In the discipline of population health in particular, ensuring social justice can be one of the most challenging facets of establishing care. “Social justice implies that there is a fair and equitable distribution of benefits and burdens in a society,” says Nancy Fahrenwald, PhD, RN, for the Nurse Educator. Rarely is this case a reality. Often nurses need to balance the duality of working within a market justice healthcare system, while simultaneously embracing social justice for their patient populations. It is implied that these two systems do not always function in harmony.
So, as a budding nurse leader, do you think it is possible to straddle these two worlds? How do you uphold your obligation to social justice and a strict code of ethics, while functioning within a broader system built on values that could be at odds with your own? Is it possible to ensure that your patients are never taken advantage of? These are hard questions to answer.
Here are a few tips that can help you be a strong proponent for equality in nursing:

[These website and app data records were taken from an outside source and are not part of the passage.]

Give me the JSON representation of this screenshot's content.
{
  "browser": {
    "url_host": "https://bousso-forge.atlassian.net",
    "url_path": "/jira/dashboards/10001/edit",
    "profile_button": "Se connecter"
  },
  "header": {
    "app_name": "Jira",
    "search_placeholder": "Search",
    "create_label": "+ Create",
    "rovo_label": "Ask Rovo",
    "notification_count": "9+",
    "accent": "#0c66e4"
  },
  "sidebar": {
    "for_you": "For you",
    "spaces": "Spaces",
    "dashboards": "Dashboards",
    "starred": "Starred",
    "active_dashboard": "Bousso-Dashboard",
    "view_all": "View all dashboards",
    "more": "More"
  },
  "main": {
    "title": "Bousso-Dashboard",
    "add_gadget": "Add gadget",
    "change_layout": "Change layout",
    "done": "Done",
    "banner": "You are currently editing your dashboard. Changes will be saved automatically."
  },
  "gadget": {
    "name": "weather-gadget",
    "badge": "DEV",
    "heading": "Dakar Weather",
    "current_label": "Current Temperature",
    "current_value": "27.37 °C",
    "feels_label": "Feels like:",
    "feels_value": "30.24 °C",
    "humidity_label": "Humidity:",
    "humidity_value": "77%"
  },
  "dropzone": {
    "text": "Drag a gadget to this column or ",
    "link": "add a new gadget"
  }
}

- Make policy come alive! You see its impact in full color. Document your observations to better inform the policy-makers’ decisions. Share your thoughts wisely and professionally.
- Become a leader in a local nursing or community organization. Band together with like-minded citizens to influence change where justice is not being met.
- Organize your peers. Heck, there are 3 million of you nurses in America, today! If that doesn’t sound like a force to be reckoned with, we’re not sure what does.
You can advance your career in population health, social justice, and nursing with a Master’s of Science in Nursing from Goodwin College, and move towards enforcing social justice in the broader nursing field. If you see yourself as a change-making agent in the healthcare industry, this is the place to be, right now. Earning your MSN degree in a few as 20-months part-time can truly help put you on the cutting edge of this growing industry. And with social justice a focus of Goodwin’s Master’s in Nursing program, you will undoubtedly gain the skills and knowledge you need to facilitate change in any care setting.
In a phrase oft-quoted by leaders of every exploding sector, from technology and engineering, to higher education and yes, healthcare, “We always overestimate the change that will occur in the next two years, and underestimate the change that will occur in the next ten. Don’t let yourself be lulled into inaction.” Bill Gates writes these words to live by in his novel, The Road Ahead. Start paving your path to tomorrow! Contact Goodwin College at 800-889-3282 to learn about our MSN nursing program, which can be completed entirely online and in less than two years’ time.